▶ EXERCISE AIM:
Each line below that holds the word "meta" counts toward the answer; reply with the total number only.

Component data from apps and pages

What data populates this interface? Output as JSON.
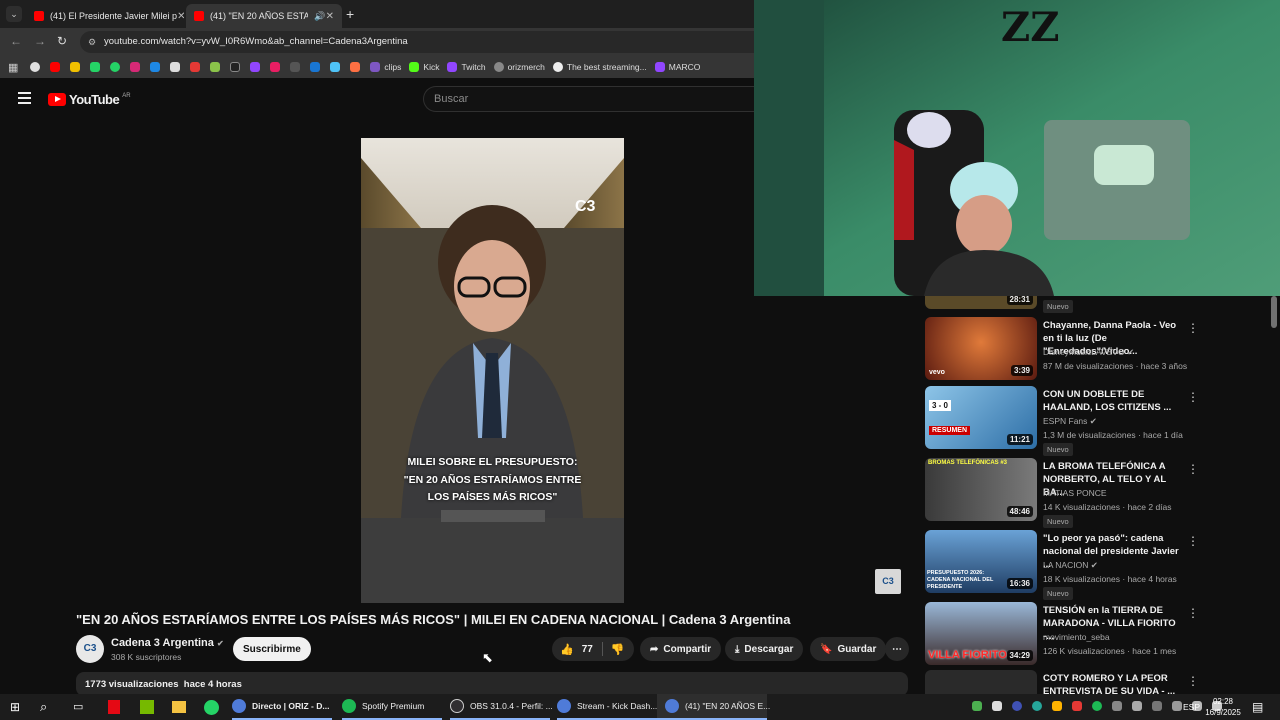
{
  "browser": {
    "tabs": [
      {
        "title": "(41) El Presidente Javier Milei p",
        "active": false
      },
      {
        "title": "(41) \"EN 20 AÑOS ESTARÍA",
        "active": true
      }
    ],
    "url": "youtube.com/watch?v=yvW_I0R6Wmo&ab_channel=Cadena3Argentina",
    "bookmarks": [
      "clips",
      "Kick",
      "Twitch",
      "orizmerch",
      "The best streaming...",
      "MARCO"
    ]
  },
  "youtube": {
    "logo_text": "YouTube",
    "region": "AR",
    "search_placeholder": "Buscar",
    "video": {
      "overlay_caption_line1": "MILEI SOBRE EL PRESUPUESTO:",
      "overlay_caption_line2": "\"EN 20 AÑOS ESTARÍAMOS ENTRE",
      "overlay_caption_line3": "LOS PAÍSES MÁS RICOS\"",
      "watermark": "C3",
      "title": "\"EN 20 AÑOS ESTARÍAMOS ENTRE LOS PAÍSES MÁS RICOS\" | MILEI EN CADENA NACIONAL | Cadena 3 Argentina",
      "channel": "Cadena 3 Argentina",
      "channel_avatar": "C3",
      "subscribers": "308 K suscriptores",
      "subscribe_label": "Suscribirme",
      "likes": "77",
      "share_label": "Compartir",
      "download_label": "Descargar",
      "save_label": "Guardar",
      "views": "1773 visualizaciones",
      "time": "hace 4 horas",
      "corner_logo": "C3"
    },
    "sidebar": [
      {
        "duration": "28:31",
        "badge": "Nuevo"
      },
      {
        "title": "Chayanne, Danna Paola - Veo en ti la luz (De \"Enredados\"/Video...",
        "channel": "DisneyMusicLAVEVO",
        "meta": "87 M de visualizaciones · hace 3 años",
        "duration": "3:39",
        "thumb_text": "vevo"
      },
      {
        "title": "CON UN DOBLETE DE HAALAND, LOS CITIZENS ...",
        "channel": "ESPN Fans",
        "meta": "1,3 M de visualizaciones · hace 1 día",
        "duration": "11:21",
        "badge": "Nuevo",
        "thumb_text": "3 - 0",
        "thumb_text2": "RESUMEN"
      },
      {
        "title": "LA BROMA TELEFÓNICA A NORBERTO, AL TELO Y AL BA...",
        "channel": "MATIAS PONCE",
        "meta": "14 K visualizaciones · hace 2 días",
        "duration": "48:46",
        "badge": "Nuevo",
        "thumb_text": "BROMAS TELEFÓNICAS #3"
      },
      {
        "title": "\"Lo peor ya pasó\": cadena nacional del presidente Javier ...",
        "channel": "LA NACION",
        "meta": "18 K visualizaciones · hace 4 horas",
        "duration": "16:36",
        "badge": "Nuevo",
        "thumb_text": "PRESUPUESTO 2026: CADENA NACIONAL DEL PRESIDENTE"
      },
      {
        "title": "TENSIÓN en la TIERRA DE MARADONA - VILLA FIORITO -...",
        "channel": "movimiento_seba",
        "meta": "126 K visualizaciones · hace 1 mes",
        "duration": "34:29",
        "thumb_text": "VILLA FIORITO"
      },
      {
        "title": "COTY ROMERO Y LA PEOR ENTREVISTA DE SU VIDA - ..."
      }
    ]
  },
  "taskbar": {
    "items": [
      "Directo | ORIZ - D...",
      "Spotify Premium",
      "OBS 31.0.4 - Perfil: ...",
      "Stream - Kick Dash...",
      "(41) \"EN 20 AÑOS E..."
    ],
    "language": "ESP",
    "time": "02:28",
    "date": "16/9/2025"
  },
  "colors": {
    "youtube_red": "#ff0000",
    "background": "#0f0f0f",
    "webcam_green": "#2f7a5c"
  }
}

▶ EXERCISE RESPONSE:
5